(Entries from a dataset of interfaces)
+ + + + +
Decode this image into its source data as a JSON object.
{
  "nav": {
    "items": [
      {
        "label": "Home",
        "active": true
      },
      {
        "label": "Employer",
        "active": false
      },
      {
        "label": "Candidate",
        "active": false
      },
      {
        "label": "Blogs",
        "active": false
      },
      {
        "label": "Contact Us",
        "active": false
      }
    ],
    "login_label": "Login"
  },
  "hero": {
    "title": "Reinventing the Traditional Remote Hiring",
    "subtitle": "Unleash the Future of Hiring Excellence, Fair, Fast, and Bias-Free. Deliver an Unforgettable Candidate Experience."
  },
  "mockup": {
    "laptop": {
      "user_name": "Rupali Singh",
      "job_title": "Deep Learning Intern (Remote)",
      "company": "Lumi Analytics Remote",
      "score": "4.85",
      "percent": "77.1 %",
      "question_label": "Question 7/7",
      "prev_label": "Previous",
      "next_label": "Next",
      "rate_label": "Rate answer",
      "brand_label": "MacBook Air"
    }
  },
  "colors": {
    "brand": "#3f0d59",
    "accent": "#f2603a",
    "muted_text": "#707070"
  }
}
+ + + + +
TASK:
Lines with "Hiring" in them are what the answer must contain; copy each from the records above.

RESULT OF THE EXERCISE:
    "title": "Reinventing the Traditional Remote Hiring",
    "subtitle": "Unleash the Future of Hiring Excellence, Fair, Fast, and Bias-Free. Deliver an Unforgettable Candidate Experience."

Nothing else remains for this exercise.